But Zambrano never responded, according to Bailey.

In the meantime, armed officers had flooded the area, taking cover behind bushes and trees.

At 2 p.m., the tactical team ordered everyone out of both sides of the duplex, according to State Police spokesman David Procopio.

Moments later, a resident of the duplex emerged and told police that Zambrano was inside, was armed, and did not intend to surrender peacefully, Procopio said.

Officers fired tear gas into the building and used a robot equipped with a camera to search the residence, but it did not capture any images of a person inside the building.

Officers and police dogs entered and searched the building floor by floor, finding a hole the size of a pizza box in a cellar wall between the two sides of the duplex. That led police to search the other side of the duplex as well.

During that search, three State Police troopers came across a closed closet in a small second-floor bedroom. When troopers opened the closet door, a pit bull ran out, past the troopers, and out of the room. Seconds later, a hand holding a gun reached out from behind some clothing and fired at the troopers, according to Procopio.


A bullet struck one of the troopers. The others returned fire and Zambrano was killed.

The injured trooper, an 18-year veteran who was not identified, had surgery Sunday and was recovering Monday, Procopio said.

Worcester District Attorney Joseph D. Early Jr. is investigating Tarentino’s death and the use of deadly force by state troopers against Zambrano.

Auburn Police Sergeant Scott Mills, who described for the Globe Tarentino’s initial realization that the car he stopped early Sunday was not displaying the proper plates, also said that Auburn police vehicles are not equipped with dashcams and there were no surveillance cameras in the area.

Tarentino, a two-year veteran of the Auburn Police Department, had previously worked with the Leicester Police Department for seven years.

Officers from both departments said they were heartbroken.

“Ronny is that kind of guy . . . [who] makes friends with everybody,” said an emotional Leicester Police Sergeant Paul Doray, who described Tarentino as one of his best friends. “A lot of times police officers can get withdrawn from the community, but this was not the case with Ronny.”

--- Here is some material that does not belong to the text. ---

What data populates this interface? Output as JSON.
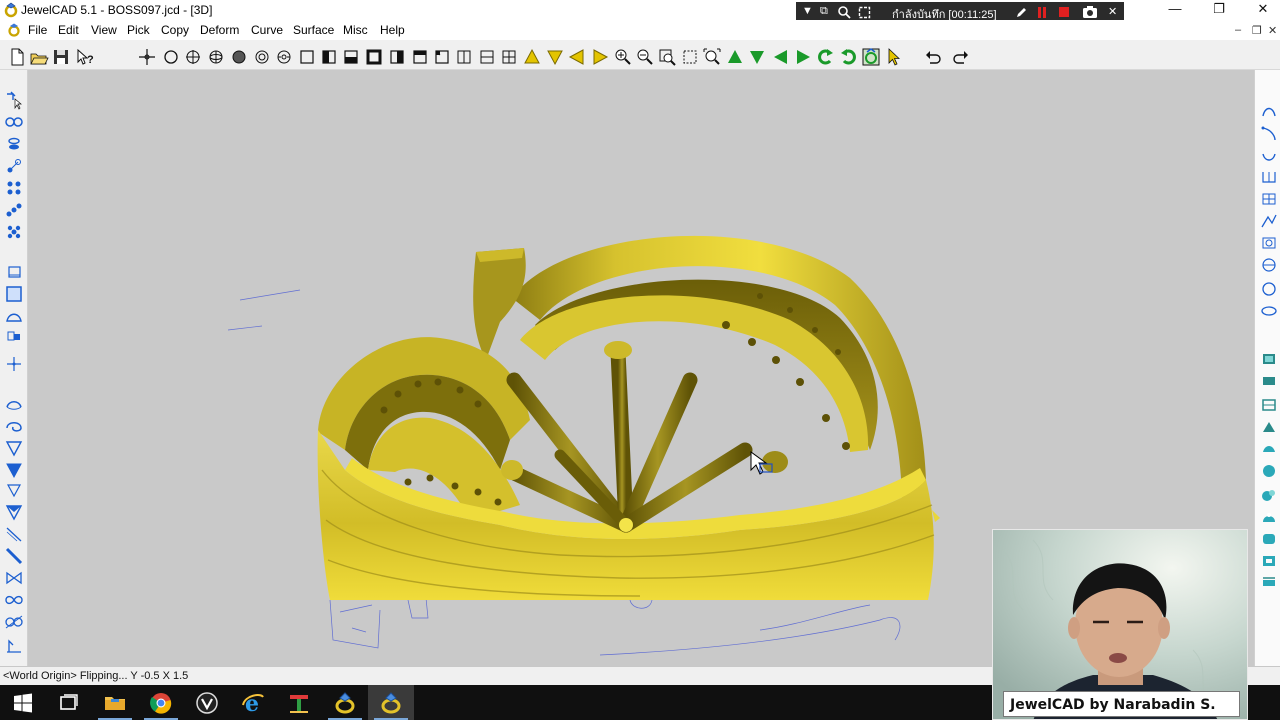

Leicester Police Chief James J. Hurley said Tarentino’s “career track was to move forward.”

“Tarentino’s tragic death prevented a violent crime from occurring to someone else and that is what Ron was all about, helping others,” Hurley said.

He had always aspired to become a police officer like his father, who worked in Medford, according to those who knew him. Mills said Tarentino wanted to become a detective.


Throughout the day Monday, people poured into the Auburn police station, placing flowers at a growing memorial and bringing food for the officers.

“It’s a tough day for the town,” said a teary-eyed Judi Laplante, 55, who came to the station with her daughter, Brooke, 13, and son, Luke, 14, and doughnuts and coffee.

John Peduzzi wept quietly as he knelt down in front of the memorial. He said he had lost his best friend.

Peduzzi described Tarentino as a Mustang aficionado, who belong to a club that traveled to car shows and cruised through the town on Friday nights. The two also went hunting and fishing together, he said. They were planning to go deep-sea fishing in two weeks.

In Tewksbury, where Tarentino’s parents lived, Pat Paquette wound black and blue ribbon around a tree in her yard.

It was a simple gesture, she said, to honor the loss of a man she had watched grow into an adult only to be cut down while doing the job he loved.

“It’s just so sad that somebody with so much ahead . . . has been taken away so tragically,” she said. “And for what?”

Tarentino’s funeral is scheduled for 11 a.m. Friday at St. Joseph’s Catholic Church in Charlton. A wake is scheduled for 2 p.m. Thursday at the church.

Andy Rosen, Astead W. Herndon, Shelley Murphy, and John R. Ellement of the Globe staff contributed to this report. Jan Ransom can be reached at jan.ransom@globe.com. Follow her on Twitter @Jan_Ransom.